If you buy fresh asparagus for grilling, roasting, sautéing, stir-frying with beef, chicken or shrimp, pickling, and so on, it is good to know if you can give some to your rabbit. Is it safe for not?
Asparagus (Asparagus officinalis), known by other names like garden asparagus or sparrow grass, is a perennial flowering plant in the family Asparagaceae. It is a popular spring vegetable, where its young shoots are eaten before it begins budding. Otherwise, it will quickly become woody and inedible.
Can rabbits have asparagus? How much?
Yes. Rabbits can eat asparagus in moderation as a low-calorie healthy treat. Both the raw crunchy stems as well as the fibrous asparagus ends that may seem a little tough or inedible to us are ok, but no pickled or cooked asparagus.
On amounts, give them about five centimeters of the thicker side, and for the narrow side, you can make it twice the length. You can reduce the amount if your bunnies have other treats.
This vegetable is an excellent source of nutrients like zinc, vitamin B6, magnesium, calcium. It also has vitamins C, E, and K, thiamin, riboflavin, niacin, folic acid, iron, potassium, selenium, manganese, phosphorus, beta-carotene, protein, rutin, copper as well as a trace chromium mineral.
Did you know that there is an amino acid known as asparagine, which derives its name from asparagus since it is high in this amino acid?
Also, since it is antioxidant-rich, including flavonoids (quercetin, kaempferol, and isorhamnetin), polyphenols, as well as vitamins C and E, it is vital for creating the correct free-radical and antioxidant balance. Some of these antioxidants may help fight some cancers, lower blood pressure, work as anti-inflammatory agents as well as have an antiviral effect.
In humans, it may help in digestion since it has dietary fiber, support a healthy pregnancy since it has folate as well as help manage high blood pressure and weight loss.
One mistake most bunny owners is wrongly introducing any new food. Just because they seem to enjoy munching it doesn’t mean you give them a lot.
To begin with, ensure you being with a tiny amount and gradually increase the amount if it doesn’t cause diarrhea, gas, bloating, or other tummy problems. Typically, this will take at least seven days.
Secondly, only introduce one new food at a time until they adapt fully to the food. You cannot begin feeding asparagus to your bunnies today and introduce cabbage tomorrow. It may cause a tummy issue.
Finally, carefully source your asparagus. Avoid any molded or those treated with harmful pesticides, herbicides, or fertilizers.
Ensure the right diet
The benefits that this veggie has to bunnies are not in doubt.
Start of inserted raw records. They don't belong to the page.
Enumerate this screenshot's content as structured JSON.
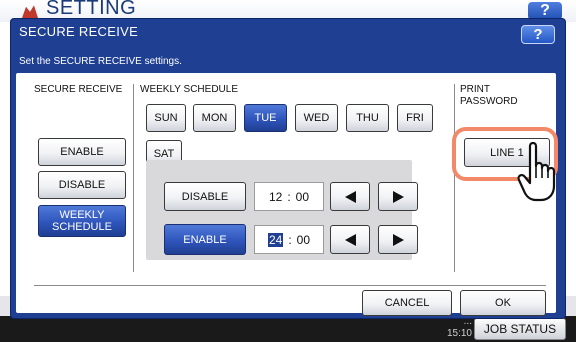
{
  "app": {
    "title": "SETTING",
    "help_label": "?"
  },
  "dialog": {
    "title": "SECURE RECEIVE",
    "help_label": "?",
    "message": "Set the SECURE RECEIVE settings."
  },
  "secure_receive": {
    "label": "SECURE RECEIVE",
    "options": {
      "enable": "ENABLE",
      "disable": "DISABLE",
      "weekly": "WEEKLY SCHEDULE"
    },
    "selected": "WEEKLY SCHEDULE"
  },
  "weekly_schedule": {
    "label": "WEEKLY SCHEDULE",
    "days": [
      "SUN",
      "MON",
      "TUE",
      "WED",
      "THU",
      "FRI",
      "SAT"
    ],
    "selected_day": "TUE",
    "disable_row": {
      "label": "DISABLE",
      "hour": "12",
      "sep": ":",
      "minute": "00"
    },
    "enable_row": {
      "label": "ENABLE",
      "hour": "24",
      "sep": ":",
      "minute": "00"
    }
  },
  "print_password": {
    "label": "PRINT PASSWORD",
    "line_button": "LINE 1"
  },
  "actions": {
    "cancel": "CANCEL",
    "ok": "OK"
  },
  "status_bar": {
    "date": "...",
    "time": "15:10",
    "job_status": "JOB STATUS"
  },
  "colors": {
    "dialog_blue": "#1f3f92",
    "selected_button": "#2f55bb",
    "highlight_ring": "#f28a6a"
  }
}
However, irrespective of how a particular food is beneficial, bunnies must have the right diet, made of the following:
- Premium quality grassy hay – Hay must be at least 80% of your rabbit’s diet. Therefore, ensure your furry critter has an unlimited supply of fresh hay.
- Rabbit pellets – Pellets are fortified with minerals to ensure bunnies get all the essential nutrients that typical foods may not provide. However, keep the amount low, about 5%.
- Fresh foods – Keep the quantity of fresh food they eat at 10-15% while ensuring the bulk of it is leafy greens.
- Treats – Rabbit treats are an essential part in providing additional nutrients, variety, and for training. You can go for commercial treats or use flowers, herbs, fruits, and non-leafy veggies as treats.
Do rabbits like asparagus?
Rabbits do eat asparagus. However, that doesn’t tell us if they like them or not. Do they like it or not?
While it is true that rabbits may feed on asparagus spears, especially during harvesting seasons, it will occur occasionally and more common if they don’t have any other food. This revelation shows that it is not one of their most favored foods.
Otherwise, they will go for the young shoots of your peas, beans, lettuce, strawberries, pansies, marigolds, roses, among others.
If you need more treats to give your rabbit, the best options to asparagus include the following:
- Celery stalks
- Bell peppers
- Okra (ladyfinger)
Also, herbs, fruits, and flowers make a good treat for your bunnies.
Rabbits are allowed to eat asparagus as a treat. The stems and ends are safe for your bunnies. Even the blanched (white asparagus) is safe to bunnies.
In humans, it may cause sulfurous smelling urine in some people since it has asparagusic acid. There are no rabbit specific studies to confirm if they have the same effect on rabbits.
Finally, Asparagus Fern (Asparagus densiflorus) is something else that is not safe for your bunnies. Don’t assume these two are the same, and it is not a real fern, as the name may suggest. Its berries cause a gastrointestinal disturbance.